Description of the task: From the listing below, return each line that includes "niveles".

Excerpted records:
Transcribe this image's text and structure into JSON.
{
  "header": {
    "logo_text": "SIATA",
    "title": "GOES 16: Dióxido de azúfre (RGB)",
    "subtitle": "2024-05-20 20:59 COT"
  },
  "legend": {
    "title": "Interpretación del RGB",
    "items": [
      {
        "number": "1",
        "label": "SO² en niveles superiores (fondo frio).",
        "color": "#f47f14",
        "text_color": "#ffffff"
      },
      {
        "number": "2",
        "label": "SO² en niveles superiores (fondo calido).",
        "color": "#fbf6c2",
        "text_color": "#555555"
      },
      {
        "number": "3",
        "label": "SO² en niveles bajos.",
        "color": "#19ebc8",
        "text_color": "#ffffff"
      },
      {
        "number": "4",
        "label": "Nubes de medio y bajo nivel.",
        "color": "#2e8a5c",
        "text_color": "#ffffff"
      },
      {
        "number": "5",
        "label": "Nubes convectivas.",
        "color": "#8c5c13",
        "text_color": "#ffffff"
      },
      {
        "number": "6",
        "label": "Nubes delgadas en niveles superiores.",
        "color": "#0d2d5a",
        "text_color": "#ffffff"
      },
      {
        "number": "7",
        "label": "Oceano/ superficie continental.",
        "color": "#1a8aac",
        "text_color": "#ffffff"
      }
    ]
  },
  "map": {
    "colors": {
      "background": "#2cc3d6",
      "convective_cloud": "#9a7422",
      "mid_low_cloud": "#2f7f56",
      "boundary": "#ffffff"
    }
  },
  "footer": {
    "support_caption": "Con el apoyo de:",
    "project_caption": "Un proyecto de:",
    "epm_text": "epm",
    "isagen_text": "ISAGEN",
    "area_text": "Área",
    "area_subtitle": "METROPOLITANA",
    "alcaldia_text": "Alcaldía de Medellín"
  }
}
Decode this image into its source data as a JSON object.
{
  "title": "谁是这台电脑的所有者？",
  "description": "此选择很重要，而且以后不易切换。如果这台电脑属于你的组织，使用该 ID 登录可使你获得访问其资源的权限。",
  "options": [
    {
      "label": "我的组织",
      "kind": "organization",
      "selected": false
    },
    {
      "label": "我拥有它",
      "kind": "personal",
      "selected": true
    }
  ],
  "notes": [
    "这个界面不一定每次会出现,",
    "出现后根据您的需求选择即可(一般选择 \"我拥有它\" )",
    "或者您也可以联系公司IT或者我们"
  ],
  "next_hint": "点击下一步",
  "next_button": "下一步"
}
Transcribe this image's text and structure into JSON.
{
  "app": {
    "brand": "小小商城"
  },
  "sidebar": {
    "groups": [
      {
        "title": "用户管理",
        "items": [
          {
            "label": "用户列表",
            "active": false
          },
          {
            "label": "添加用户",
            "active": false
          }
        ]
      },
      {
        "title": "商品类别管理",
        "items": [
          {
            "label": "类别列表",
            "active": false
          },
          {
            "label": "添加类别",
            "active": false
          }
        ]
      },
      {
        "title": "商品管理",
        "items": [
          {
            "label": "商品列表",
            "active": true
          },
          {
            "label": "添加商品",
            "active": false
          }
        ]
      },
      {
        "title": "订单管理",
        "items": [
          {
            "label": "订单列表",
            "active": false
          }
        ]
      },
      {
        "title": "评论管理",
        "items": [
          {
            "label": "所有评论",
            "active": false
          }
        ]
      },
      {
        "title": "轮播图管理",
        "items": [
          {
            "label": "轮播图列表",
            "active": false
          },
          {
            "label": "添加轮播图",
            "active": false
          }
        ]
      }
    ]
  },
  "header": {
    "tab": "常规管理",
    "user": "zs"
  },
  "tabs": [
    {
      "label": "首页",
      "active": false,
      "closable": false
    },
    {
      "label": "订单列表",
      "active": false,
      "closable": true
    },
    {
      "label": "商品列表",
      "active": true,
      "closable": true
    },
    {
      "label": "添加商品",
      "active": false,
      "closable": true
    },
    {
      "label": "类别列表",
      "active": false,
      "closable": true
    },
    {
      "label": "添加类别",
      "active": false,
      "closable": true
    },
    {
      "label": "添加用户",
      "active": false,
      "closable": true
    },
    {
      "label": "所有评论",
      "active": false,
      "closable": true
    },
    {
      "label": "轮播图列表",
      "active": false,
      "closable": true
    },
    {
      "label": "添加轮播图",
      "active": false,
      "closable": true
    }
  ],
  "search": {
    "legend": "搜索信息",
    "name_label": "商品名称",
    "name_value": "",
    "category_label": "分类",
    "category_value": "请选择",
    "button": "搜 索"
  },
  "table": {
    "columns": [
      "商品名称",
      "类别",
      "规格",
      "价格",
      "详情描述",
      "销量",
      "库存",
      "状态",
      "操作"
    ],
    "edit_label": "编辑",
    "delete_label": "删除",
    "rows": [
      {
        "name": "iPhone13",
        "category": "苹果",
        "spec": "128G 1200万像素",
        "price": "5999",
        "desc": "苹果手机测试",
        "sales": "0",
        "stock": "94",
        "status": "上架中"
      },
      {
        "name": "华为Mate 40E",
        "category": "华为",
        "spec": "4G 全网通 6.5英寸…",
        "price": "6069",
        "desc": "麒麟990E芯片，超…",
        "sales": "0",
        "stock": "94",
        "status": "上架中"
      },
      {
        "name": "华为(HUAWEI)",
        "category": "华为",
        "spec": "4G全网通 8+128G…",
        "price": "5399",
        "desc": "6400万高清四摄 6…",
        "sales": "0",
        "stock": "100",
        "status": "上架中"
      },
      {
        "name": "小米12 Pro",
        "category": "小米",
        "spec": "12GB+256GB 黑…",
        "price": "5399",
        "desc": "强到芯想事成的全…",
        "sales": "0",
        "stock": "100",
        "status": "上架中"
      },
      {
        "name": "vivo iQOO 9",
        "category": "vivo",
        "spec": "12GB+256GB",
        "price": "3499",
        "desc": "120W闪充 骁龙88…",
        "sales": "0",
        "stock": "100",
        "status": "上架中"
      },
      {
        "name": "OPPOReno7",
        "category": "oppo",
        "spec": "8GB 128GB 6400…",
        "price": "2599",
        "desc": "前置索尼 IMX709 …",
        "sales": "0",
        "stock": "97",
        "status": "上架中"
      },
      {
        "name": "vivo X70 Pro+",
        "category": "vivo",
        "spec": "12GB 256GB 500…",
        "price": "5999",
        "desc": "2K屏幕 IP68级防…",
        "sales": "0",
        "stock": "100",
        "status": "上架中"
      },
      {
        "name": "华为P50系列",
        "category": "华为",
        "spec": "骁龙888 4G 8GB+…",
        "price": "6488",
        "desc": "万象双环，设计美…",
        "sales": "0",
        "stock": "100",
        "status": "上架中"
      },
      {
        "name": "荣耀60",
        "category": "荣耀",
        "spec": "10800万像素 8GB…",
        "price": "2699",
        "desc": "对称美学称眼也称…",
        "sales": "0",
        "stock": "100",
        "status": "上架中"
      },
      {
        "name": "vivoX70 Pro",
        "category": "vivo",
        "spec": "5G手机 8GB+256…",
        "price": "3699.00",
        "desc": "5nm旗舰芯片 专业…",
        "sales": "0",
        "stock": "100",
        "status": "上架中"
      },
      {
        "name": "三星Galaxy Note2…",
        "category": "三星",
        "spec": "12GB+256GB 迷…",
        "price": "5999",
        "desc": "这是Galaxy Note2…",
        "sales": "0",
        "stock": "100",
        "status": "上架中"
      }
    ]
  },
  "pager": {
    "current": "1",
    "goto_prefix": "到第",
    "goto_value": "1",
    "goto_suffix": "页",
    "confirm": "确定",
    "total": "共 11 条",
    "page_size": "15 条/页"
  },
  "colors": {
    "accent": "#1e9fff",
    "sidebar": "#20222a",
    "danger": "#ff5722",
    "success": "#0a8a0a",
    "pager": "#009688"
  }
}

Completed exercise:
        "label": "SO² en niveles superiores (fondo frio).",
        "label": "SO² en niveles superiores (fondo calido).",
        "label": "SO² en niveles bajos.",
        "label": "Nubes delgadas en niveles superiores.",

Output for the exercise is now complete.